(Records drawn from a dataset)
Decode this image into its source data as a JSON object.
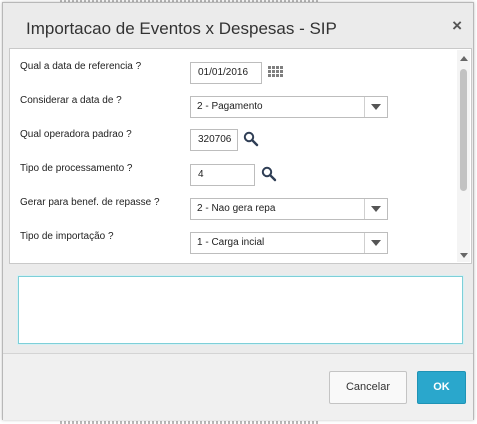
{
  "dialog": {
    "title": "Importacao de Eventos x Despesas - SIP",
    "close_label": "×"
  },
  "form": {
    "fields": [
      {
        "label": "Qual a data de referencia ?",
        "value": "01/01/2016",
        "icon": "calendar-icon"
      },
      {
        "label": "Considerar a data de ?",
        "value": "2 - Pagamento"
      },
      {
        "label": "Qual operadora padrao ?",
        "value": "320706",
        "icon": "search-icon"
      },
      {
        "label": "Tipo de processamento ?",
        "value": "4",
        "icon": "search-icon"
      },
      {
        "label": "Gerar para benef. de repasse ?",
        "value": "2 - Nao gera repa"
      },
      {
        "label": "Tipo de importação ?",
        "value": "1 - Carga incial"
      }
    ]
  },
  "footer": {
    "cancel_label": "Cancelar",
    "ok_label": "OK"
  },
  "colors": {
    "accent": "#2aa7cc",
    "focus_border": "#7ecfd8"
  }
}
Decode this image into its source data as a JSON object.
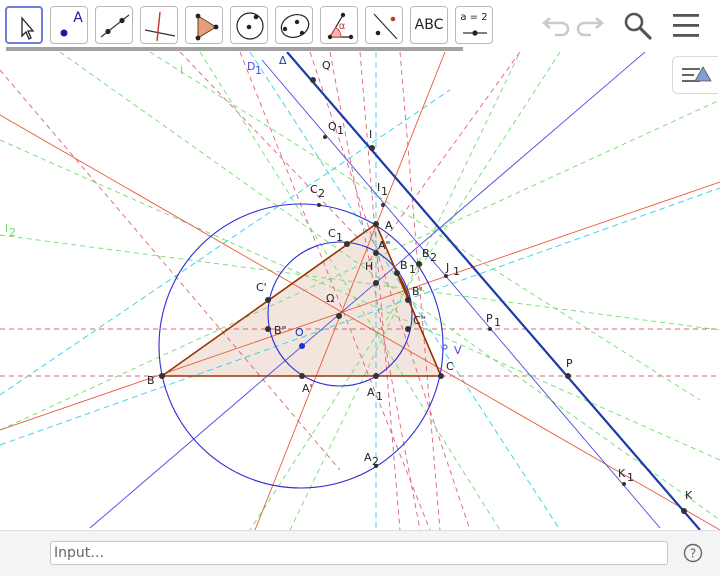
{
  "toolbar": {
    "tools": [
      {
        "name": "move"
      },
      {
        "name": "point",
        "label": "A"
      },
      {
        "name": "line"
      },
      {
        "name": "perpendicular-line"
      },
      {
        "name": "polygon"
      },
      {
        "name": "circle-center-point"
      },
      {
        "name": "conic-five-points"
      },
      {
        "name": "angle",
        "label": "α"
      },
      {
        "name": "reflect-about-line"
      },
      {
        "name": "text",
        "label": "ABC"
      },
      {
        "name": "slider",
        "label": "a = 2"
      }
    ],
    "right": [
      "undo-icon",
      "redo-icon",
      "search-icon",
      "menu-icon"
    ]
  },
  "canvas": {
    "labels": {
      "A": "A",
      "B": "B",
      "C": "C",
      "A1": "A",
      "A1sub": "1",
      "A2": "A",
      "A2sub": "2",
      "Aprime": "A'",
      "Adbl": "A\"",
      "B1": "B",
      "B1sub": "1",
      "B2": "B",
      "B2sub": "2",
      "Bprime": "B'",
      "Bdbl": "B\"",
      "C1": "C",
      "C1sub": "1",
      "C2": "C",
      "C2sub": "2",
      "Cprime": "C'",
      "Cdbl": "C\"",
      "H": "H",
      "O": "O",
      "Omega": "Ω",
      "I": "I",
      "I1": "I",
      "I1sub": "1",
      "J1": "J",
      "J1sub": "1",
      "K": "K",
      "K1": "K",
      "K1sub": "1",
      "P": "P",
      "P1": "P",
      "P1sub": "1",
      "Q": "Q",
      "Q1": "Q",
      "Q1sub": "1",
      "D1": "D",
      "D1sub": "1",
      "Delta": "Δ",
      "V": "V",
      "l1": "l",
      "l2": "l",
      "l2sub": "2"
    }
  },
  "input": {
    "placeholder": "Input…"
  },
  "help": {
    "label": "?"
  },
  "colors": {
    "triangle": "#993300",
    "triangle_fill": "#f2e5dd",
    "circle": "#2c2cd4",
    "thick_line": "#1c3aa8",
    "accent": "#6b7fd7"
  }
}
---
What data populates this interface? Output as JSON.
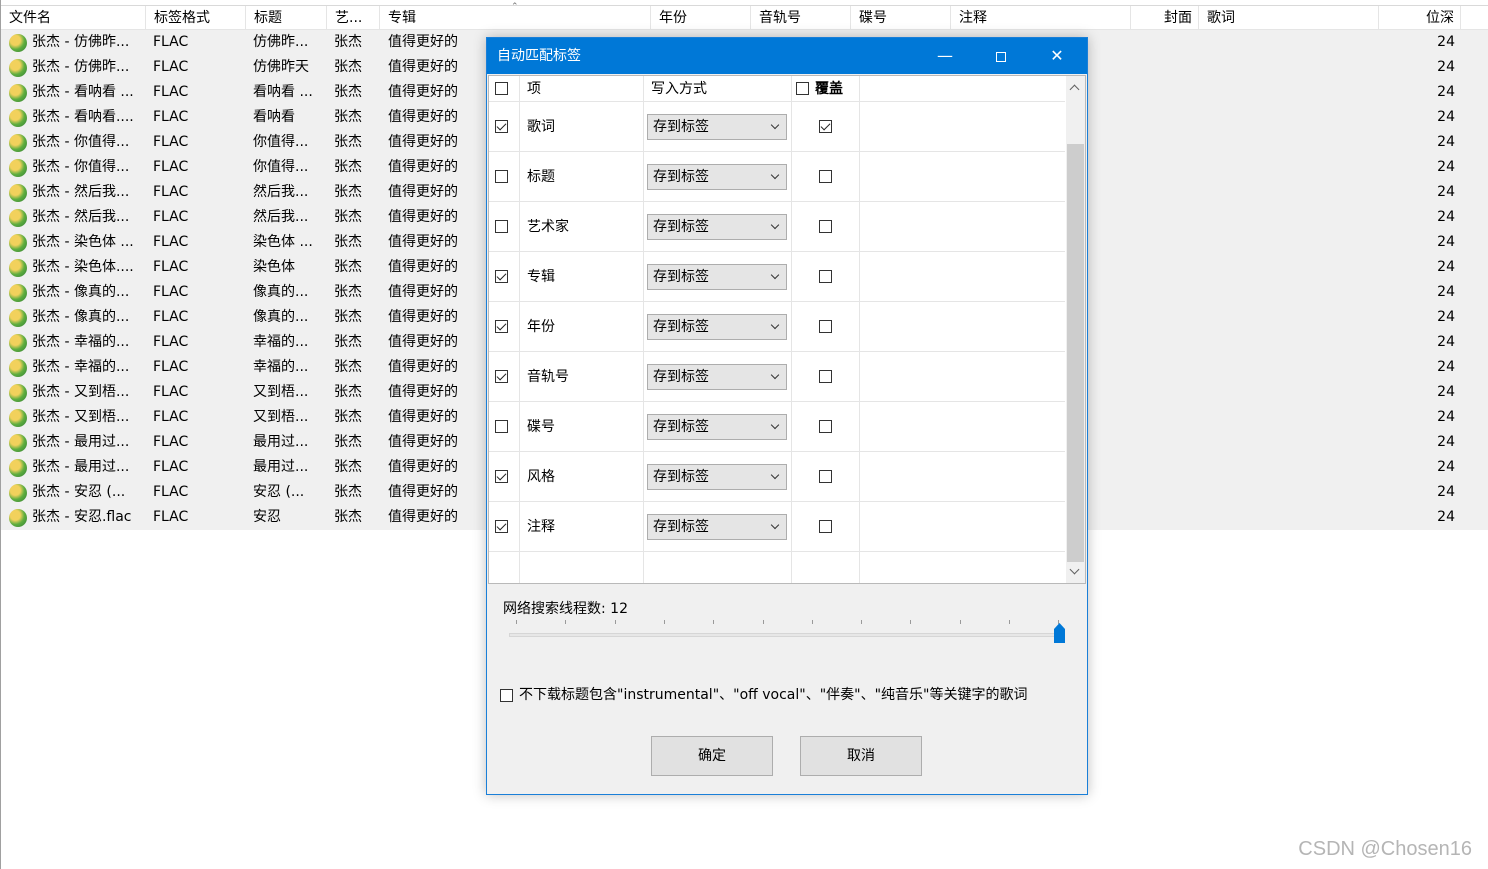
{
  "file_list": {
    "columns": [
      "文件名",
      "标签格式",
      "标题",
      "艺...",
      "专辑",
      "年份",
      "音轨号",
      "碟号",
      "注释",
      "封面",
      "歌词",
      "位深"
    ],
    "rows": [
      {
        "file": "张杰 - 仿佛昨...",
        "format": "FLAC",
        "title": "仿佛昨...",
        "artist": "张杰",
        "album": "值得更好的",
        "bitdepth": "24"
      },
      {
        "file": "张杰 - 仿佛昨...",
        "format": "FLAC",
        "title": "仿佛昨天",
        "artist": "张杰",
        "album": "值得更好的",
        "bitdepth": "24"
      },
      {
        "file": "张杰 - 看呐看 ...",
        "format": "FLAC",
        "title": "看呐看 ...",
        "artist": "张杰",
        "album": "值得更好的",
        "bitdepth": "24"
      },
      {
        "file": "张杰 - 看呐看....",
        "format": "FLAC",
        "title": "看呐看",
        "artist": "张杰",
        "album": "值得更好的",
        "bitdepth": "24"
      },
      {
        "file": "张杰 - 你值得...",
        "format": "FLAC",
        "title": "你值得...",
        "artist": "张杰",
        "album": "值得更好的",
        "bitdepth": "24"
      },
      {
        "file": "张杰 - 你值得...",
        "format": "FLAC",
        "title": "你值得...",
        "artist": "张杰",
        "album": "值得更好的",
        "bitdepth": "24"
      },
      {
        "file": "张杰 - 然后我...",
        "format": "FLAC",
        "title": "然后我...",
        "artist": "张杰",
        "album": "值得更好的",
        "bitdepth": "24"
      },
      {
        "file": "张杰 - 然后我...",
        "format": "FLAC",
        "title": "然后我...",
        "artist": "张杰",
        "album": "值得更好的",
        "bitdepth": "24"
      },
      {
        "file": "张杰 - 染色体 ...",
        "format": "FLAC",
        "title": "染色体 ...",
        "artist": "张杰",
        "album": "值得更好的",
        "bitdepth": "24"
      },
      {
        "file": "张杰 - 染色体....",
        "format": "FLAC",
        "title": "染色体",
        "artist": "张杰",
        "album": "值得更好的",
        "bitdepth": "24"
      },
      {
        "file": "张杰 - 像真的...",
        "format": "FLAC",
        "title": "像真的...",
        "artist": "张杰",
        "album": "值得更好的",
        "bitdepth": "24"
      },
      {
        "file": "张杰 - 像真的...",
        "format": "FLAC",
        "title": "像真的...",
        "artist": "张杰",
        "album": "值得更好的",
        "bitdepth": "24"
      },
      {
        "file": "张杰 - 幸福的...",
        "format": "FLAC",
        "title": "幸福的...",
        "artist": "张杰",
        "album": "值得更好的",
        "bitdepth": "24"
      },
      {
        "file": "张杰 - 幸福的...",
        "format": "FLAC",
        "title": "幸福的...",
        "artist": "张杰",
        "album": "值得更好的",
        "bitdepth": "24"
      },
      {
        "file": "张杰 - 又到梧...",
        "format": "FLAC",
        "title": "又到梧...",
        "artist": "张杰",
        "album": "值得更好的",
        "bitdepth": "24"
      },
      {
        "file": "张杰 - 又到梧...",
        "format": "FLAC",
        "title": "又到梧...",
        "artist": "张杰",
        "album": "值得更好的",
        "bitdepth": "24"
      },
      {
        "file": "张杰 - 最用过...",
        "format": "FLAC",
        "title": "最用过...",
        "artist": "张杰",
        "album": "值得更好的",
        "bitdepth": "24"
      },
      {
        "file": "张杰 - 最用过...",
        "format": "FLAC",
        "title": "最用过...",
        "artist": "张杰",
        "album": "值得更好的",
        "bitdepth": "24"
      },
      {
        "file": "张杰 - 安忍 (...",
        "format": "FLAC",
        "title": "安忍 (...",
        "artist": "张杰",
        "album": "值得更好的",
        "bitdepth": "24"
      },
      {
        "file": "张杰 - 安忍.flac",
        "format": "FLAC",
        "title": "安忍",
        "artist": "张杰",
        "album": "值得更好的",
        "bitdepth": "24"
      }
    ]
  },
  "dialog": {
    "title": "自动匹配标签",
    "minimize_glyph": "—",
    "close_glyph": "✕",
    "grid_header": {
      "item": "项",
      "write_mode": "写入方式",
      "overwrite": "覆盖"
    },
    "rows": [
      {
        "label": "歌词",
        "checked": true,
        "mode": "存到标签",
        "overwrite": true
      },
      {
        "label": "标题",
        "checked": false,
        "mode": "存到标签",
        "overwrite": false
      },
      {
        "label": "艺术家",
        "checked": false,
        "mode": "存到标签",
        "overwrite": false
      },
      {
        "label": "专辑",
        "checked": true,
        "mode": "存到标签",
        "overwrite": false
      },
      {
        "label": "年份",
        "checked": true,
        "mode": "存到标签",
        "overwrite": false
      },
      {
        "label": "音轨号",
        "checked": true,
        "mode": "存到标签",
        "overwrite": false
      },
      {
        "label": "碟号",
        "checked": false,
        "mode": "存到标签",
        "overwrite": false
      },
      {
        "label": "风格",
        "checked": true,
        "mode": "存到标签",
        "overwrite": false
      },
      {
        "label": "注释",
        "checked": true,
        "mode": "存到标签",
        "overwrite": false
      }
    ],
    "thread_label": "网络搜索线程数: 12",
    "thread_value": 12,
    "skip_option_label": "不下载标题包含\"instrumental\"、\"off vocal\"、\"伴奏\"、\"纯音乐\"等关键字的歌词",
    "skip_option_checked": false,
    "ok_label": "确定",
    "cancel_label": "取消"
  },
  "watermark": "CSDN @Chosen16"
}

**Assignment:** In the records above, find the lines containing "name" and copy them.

**Result of this task:**
        "name": "move"
        "name": "point",
        "name": "line"
        "name": "perpendicular-line"
        "name": "polygon"
        "name": "circle-center-point"
        "name": "conic-five-points"
        "name": "angle",
        "name": "reflect-about-line"
        "name": "text",
        "name": "slider",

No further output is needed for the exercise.